Robert’s Painting Approach
I build my paintings with three different layers of paint known as the indirect method. First, I start off with a drawing of the main elements onto the surface where I then work on my first layer called the tonal layer. It is simply one color, usually Burnt Umber, that is diluted with mineral spirits and the basic values are established in my painting. This layer is solely about the values; little attention is given to any details. The second layer is called the underpainting layer. On this layer, I paint in the colors loosely, and the paint is thinned again with mineral spirits. The purpose of this layer is to get a read on how the colors are working as well as building up more value. The next and final layer is the overpainting layer and whereas the first two layers go pretty quickly, this layer, depending on the level of detail I want to achieve, takes time. The paint is applied thicker on this layer and a medium is used; I use a 70/30 mixture of stand oil and mineral spirits.
This technique is a variation of the Flemish/Venetian Old Masters’ technique where they would begin with a Grisaille (a black-and-white underpainting) and then proceed to add glazes of color to create the finished painting.
Below is the finished painting, “Moraine Morning,” which was painted using the indirect method. You will see in the following progress images the indirect method in action and the results that come from using this technique.
Stages of a painting - Drawing/Sketch
The first stage of painting is the draw/sketch stage. This is a basic drawing capturing the information needed so you can move forward with the tonal painting where you will start to establish the underlying values of your painting.
The amount of information and precision captured here is going to be different for every artist; the more detailed the piece, the more information needed.
Stages of a painting - Tonal layer
This stage is painted with Burnt Umber diluted with odorless mineral spirits, nothing else. The more diluted the paint, the lighter it is; the thicker the paint, the darker it is. The purpose of this stage is to establish the base values for the painting not worrying about any details at this point.
Burnt Umber is used because it dries fast. You can use any color you like but it might take longer to dry.
Stages of a painting - Underpainting layer
The underpainting stage is what I call the “ugly stage.” The sole purpose of this stage is to block in the colors that you will be using for your painting. Push through this stage, trying not to worry about if the colors and details are 100% accurate. They won’t be. Not only does this give you an idea of your colors but it also adds more value in the painting making the next layer, the overpainting, a better base to paint on. This is the hardest part personally for me to get through in my painting process.
Stages of a painting - Overpainting (Background)
The fun layer, the layer where the magic happens!
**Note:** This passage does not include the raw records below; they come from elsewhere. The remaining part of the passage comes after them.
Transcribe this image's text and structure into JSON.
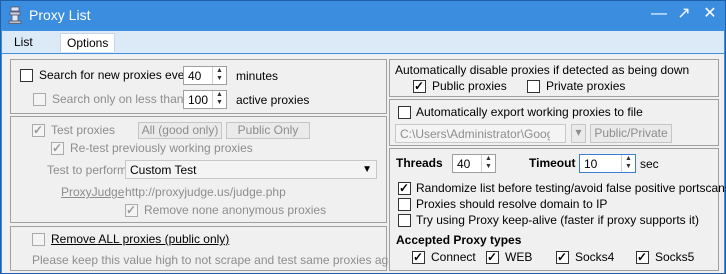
{
  "window": {
    "title": "Proxy List",
    "controls": {
      "minimize": "—",
      "maximize": "↗",
      "close": "✕"
    }
  },
  "menu": {
    "list": "List",
    "options": "Options"
  },
  "left": {
    "search_new": {
      "label": "Search for new proxies every",
      "value": "40",
      "suffix": "minutes",
      "checked": false
    },
    "search_only": {
      "label": "Search only on less than",
      "value": "100",
      "suffix": "active proxies",
      "checked": false
    },
    "test_proxies": {
      "label": "Test proxies",
      "checked": true
    },
    "all_good_button": "All (good only)",
    "public_only_button": "Public Only",
    "retest": {
      "label": "Re-test previously working proxies",
      "checked": true
    },
    "test_to_perform": {
      "label": "Test to perform",
      "value": "Custom Test"
    },
    "proxy_judge": {
      "label": "ProxyJudge",
      "value": "http://proxyjudge.us/judge.php"
    },
    "remove_anon": {
      "label": "Remove none anonymous proxies",
      "checked": true
    },
    "remove_all": {
      "label": "Remove ALL proxies (public only)",
      "checked": false
    },
    "note": "Please keep this value high to not scrape and test same proxies again."
  },
  "right": {
    "auto_disable_label": "Automatically disable proxies if detected as being down",
    "public_proxies": {
      "label": "Public proxies",
      "checked": true
    },
    "private_proxies": {
      "label": "Private proxies",
      "checked": false
    },
    "auto_export": {
      "label": "Automatically export working proxies to file",
      "checked": false
    },
    "export_path": "C:\\Users\\Administrator\\Google",
    "public_private_button": "Public/Private",
    "threads": {
      "label": "Threads",
      "value": "40"
    },
    "timeout": {
      "label": "Timeout",
      "value": "10",
      "suffix": "sec"
    },
    "randomize": {
      "label": "Randomize list before testing/avoid false positive portscans",
      "checked": true
    },
    "resolve_domain": {
      "label": "Proxies should resolve domain to IP",
      "checked": false
    },
    "keep_alive": {
      "label": "Try using Proxy keep-alive (faster if proxy supports it)",
      "checked": false
    },
    "accepted_types_label": "Accepted Proxy types",
    "types": [
      {
        "label": "Connect",
        "checked": true
      },
      {
        "label": "WEB",
        "checked": true
      },
      {
        "label": "Socks4",
        "checked": true
      },
      {
        "label": "Socks5",
        "checked": true
      }
    ]
  }
}
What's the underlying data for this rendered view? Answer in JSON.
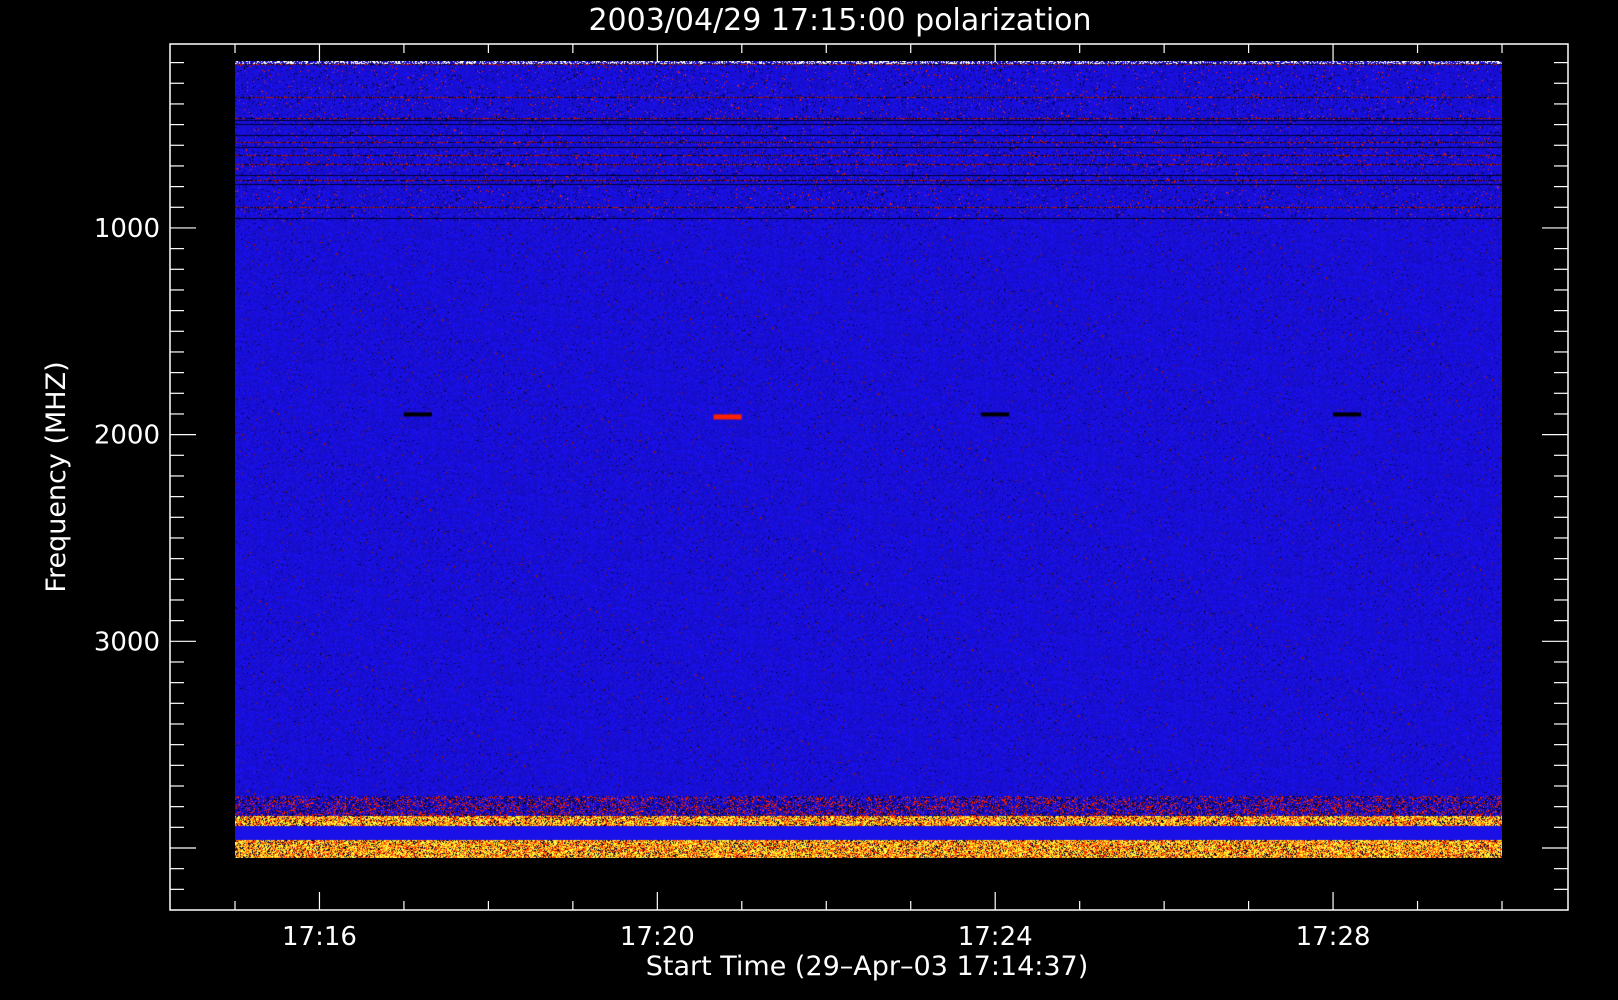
{
  "chart_data": {
    "type": "heatmap",
    "title": "2003/04/29 17:15:00 polarization",
    "xlabel": "Start Time (29–Apr–03 17:14:37)",
    "ylabel": "Frequency (MHZ)",
    "x_tick_labels": [
      "17:16",
      "17:20",
      "17:24",
      "17:28"
    ],
    "y_tick_labels": [
      "1000",
      "2000",
      "3000"
    ],
    "y_tick_values": [
      1000,
      2000,
      3000
    ],
    "ylim": [
      110,
      4300
    ],
    "y_inverted": true,
    "data_extent": {
      "time_start": "17:15:00",
      "time_end": "17:30:00",
      "freq_min": 190,
      "freq_max": 4050
    },
    "colors": {
      "background": "#000000",
      "base": "#1a10e8",
      "dark": "#000030",
      "red": "#ff2200",
      "orange": "#ff8800",
      "yellow": "#ffff40",
      "white": "#ffffff"
    }
  }
}
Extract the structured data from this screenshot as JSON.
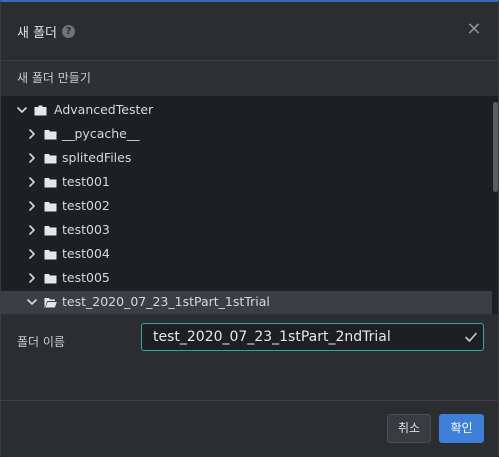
{
  "dialog": {
    "title": "새 폴더",
    "help_icon": "help-icon",
    "close_icon": "close-icon",
    "close_glyph": "✕"
  },
  "section": {
    "subtitle": "새 폴더 만들기"
  },
  "tree": {
    "items": [
      {
        "label": "AdvancedTester",
        "expanded": true,
        "level": 0,
        "selected": false,
        "icon": "package-folder-icon"
      },
      {
        "label": "__pycache__",
        "expanded": false,
        "level": 1,
        "selected": false,
        "icon": "folder-icon"
      },
      {
        "label": "splitedFiles",
        "expanded": false,
        "level": 1,
        "selected": false,
        "icon": "folder-icon"
      },
      {
        "label": "test001",
        "expanded": false,
        "level": 1,
        "selected": false,
        "icon": "folder-icon"
      },
      {
        "label": "test002",
        "expanded": false,
        "level": 1,
        "selected": false,
        "icon": "folder-icon"
      },
      {
        "label": "test003",
        "expanded": false,
        "level": 1,
        "selected": false,
        "icon": "folder-icon"
      },
      {
        "label": "test004",
        "expanded": false,
        "level": 1,
        "selected": false,
        "icon": "folder-icon"
      },
      {
        "label": "test005",
        "expanded": false,
        "level": 1,
        "selected": false,
        "icon": "folder-icon"
      },
      {
        "label": "test_2020_07_23_1stPart_1stTrial",
        "expanded": true,
        "level": 1,
        "selected": true,
        "icon": "open-folder-icon"
      }
    ]
  },
  "form": {
    "name_label": "폴더 이름",
    "name_value": "test_2020_07_23_1stPart_2ndTrial",
    "valid_icon": "check-icon"
  },
  "footer": {
    "cancel_label": "취소",
    "ok_label": "확인"
  },
  "colors": {
    "accent": "#3d7fd9",
    "input_border": "#2fa8a0",
    "selected_row": "#3b3e44"
  }
}
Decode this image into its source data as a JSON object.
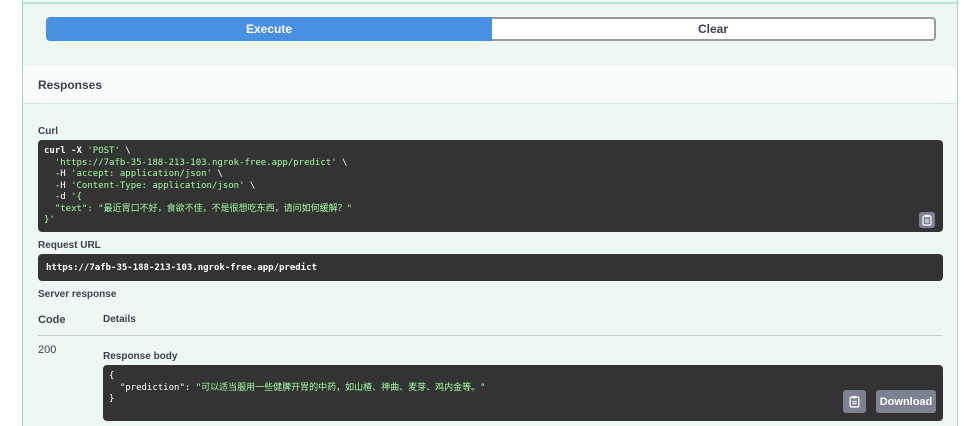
{
  "actions": {
    "execute_label": "Execute",
    "clear_label": "Clear"
  },
  "responses": {
    "title": "Responses"
  },
  "curl": {
    "label": "Curl",
    "lines": [
      "curl -X 'POST' \\",
      "  'https://7afb-35-188-213-103.ngrok-free.app/predict' \\",
      "  -H 'accept: application/json' \\",
      "  -H 'Content-Type: application/json' \\",
      "  -d '{",
      "  \"text\": \"最近胃口不好，食欲不佳，不是很想吃东西，请问如何缓解？\"",
      "}'"
    ],
    "copy_icon": "clipboard-icon"
  },
  "request_url": {
    "label": "Request URL",
    "value": "https://7afb-35-188-213-103.ngrok-free.app/predict"
  },
  "server_response": {
    "label": "Server response",
    "code_header": "Code",
    "details_header": "Details",
    "code": "200",
    "body_label": "Response body",
    "body_lines": [
      "{",
      "  \"prediction\": \"可以适当服用一些健脾开胃的中药，如山楂、神曲、麦芽、鸡内金等。\"",
      "}"
    ],
    "download_label": "Download",
    "copy_icon": "clipboard-icon"
  },
  "colors": {
    "execute_bg": "#4990e2",
    "panel_bg": "#eef8f3",
    "code_bg": "#333333",
    "string_color": "#a2fca2"
  }
}
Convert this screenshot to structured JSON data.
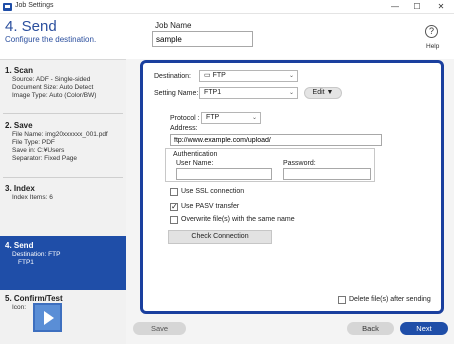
{
  "window": {
    "title": "Job Settings",
    "minimize": "—",
    "maximize": "☐",
    "close": "✕"
  },
  "header": {
    "step_title": "4. Send",
    "step_subtitle": "Configure the destination.",
    "job_name_label": "Job Name",
    "job_name_value": "sample",
    "help_icon": "?",
    "help_label": "Help"
  },
  "sidebar": {
    "scan": {
      "title": "1. Scan",
      "lines": [
        "Source: ADF - Single-sided",
        "Document Size: Auto Detect",
        "Image Type: Auto (Color/BW)"
      ]
    },
    "save": {
      "title": "2. Save",
      "lines": [
        "File Name: img20xxxxxx_001.pdf",
        "File Type: PDF",
        "Save in: C:¥Users",
        "Separator: Fixed Page"
      ]
    },
    "index": {
      "title": "3. Index",
      "lines": [
        "Index Items: 6"
      ]
    },
    "send": {
      "title": "4. Send",
      "lines": [
        "Destination: FTP",
        "FTP1"
      ]
    },
    "confirm": {
      "title": "5. Confirm/Test",
      "lines": [
        "Icon:"
      ]
    }
  },
  "panel": {
    "destination_label": "Destination:",
    "destination_value": "FTP",
    "setting_name_label": "Setting Name:",
    "setting_name_value": "FTP1",
    "edit_button": "Edit ▼",
    "protocol_label": "Protocol :",
    "protocol_value": "FTP",
    "address_label": "Address:",
    "address_value": "ftp://www.example.com/upload/",
    "auth_title": "Authentication",
    "user_name_label": "User Name:",
    "user_name_value": "",
    "password_label": "Password:",
    "password_value": "",
    "ssl_label": "Use SSL connection",
    "ssl_checked": false,
    "pasv_label": "Use PASV transfer",
    "pasv_checked": true,
    "overwrite_label": "Overwrite file(s) with the same name",
    "overwrite_checked": false,
    "check_connection_button": "Check Connection",
    "delete_label": "Delete file(s) after sending",
    "delete_checked": false
  },
  "footer": {
    "save": "Save",
    "back": "Back",
    "next": "Next"
  },
  "colors": {
    "accent": "#1f4ea8",
    "panel_border": "#1a3f9e",
    "title_blue": "#2b4f9e"
  }
}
This is when I start to use a medium (Stand Oil diluted with OMS) with my paints, this adds “body” to the paint, helping to keep the paint wet longer so it can be manipulated easier. I typically work from the background to my foreground because of the logical overlapping of shapes as they proceed closer. This layer takes much longer to paint because we are trying to capture the details and nuances of the scene before us.
Stages of a painting - Overpainting (Subject)
Moving forward in our scene with the next shape, which in this case is the subject of the painting, the elk. Since the background is complete, the small delicate hairs on the elk can be painted to give me the result I am looking for. The legs are painted further into the grass area because I need the dark tones to create a background for the grass that will come in the next section of the overpainting.
Stages of a painting - Overpainting (Final)
The completed painting! Working in these four stages is an approach that allows you to establish good underlying values. This is the most important aspect of your painting. You might think it is the detail, color, or even the subject but it’s not; It is the contrast (the values) that the eye sees first.
This approach is very similar to the Venetian Technique.